Calif. Court Allows Some Religious Language At Trials

A federal court in late February invalidated a Louisiana school board’s practice of opening its meetings with prayers.

Since 1973, the Tangipahoa Parish School Board has begun its meetings, which are also open to the district’s students, with a prayer delivered by persons selected by the school board. In her Feb. 24 ruling, Judge Helen G. Berrigan noted that the school board’s typical prayer included a reference to a “Heavenly Father.” In striking down the policy, Berrigan cited federal court precedent holding that organized prayer in public schools violates church-state separation. Citing the high court’s 1992 ruling in Lee v. Weisman, Berrigan noted there “are heightened concerns with protecting freedom of conscience from subtle coercive pressure in the elementary and secondary public schools.”

Berrigan concluded that the Tangipahoa School Board was an integral part of the public school system and therefore must not sanction religious activities at its meetings.

“In a very real sense,” she wrote, “the Board runs the schools, and serves as the spokesperson of the public school system.

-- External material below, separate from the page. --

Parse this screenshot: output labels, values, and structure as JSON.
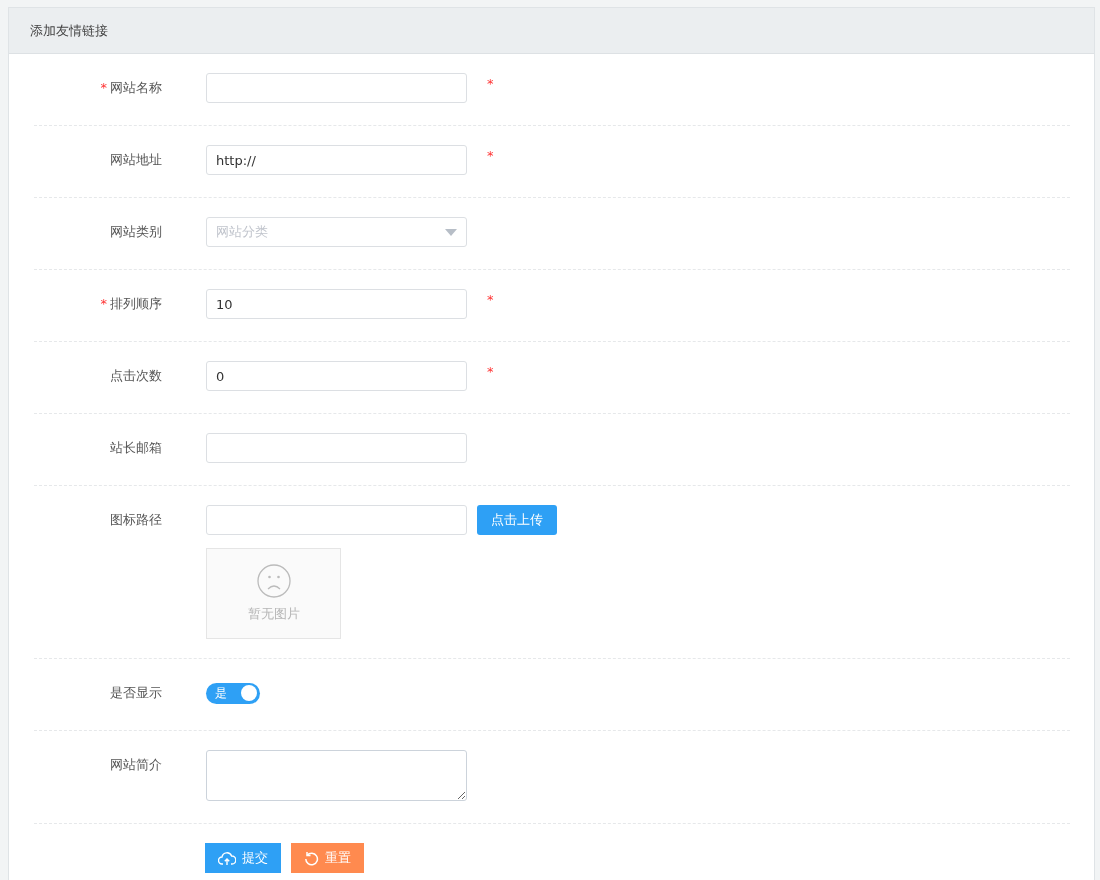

In officially promoting a religious practice at its governmental meetings, the Board is doing what its schools and teachers cannot do, favor religion over nonreligion and endorse particular religious faiths.”

Her ruling drew attacks and calls for an appeal from Louisiana politicians, including the governor. Democratic Gov. Kathleen Blanco said her administration would file a friend-of-the-court brief in the 5th U.S. Circuit Court of Appeals on behalf of prayer at school board meetings.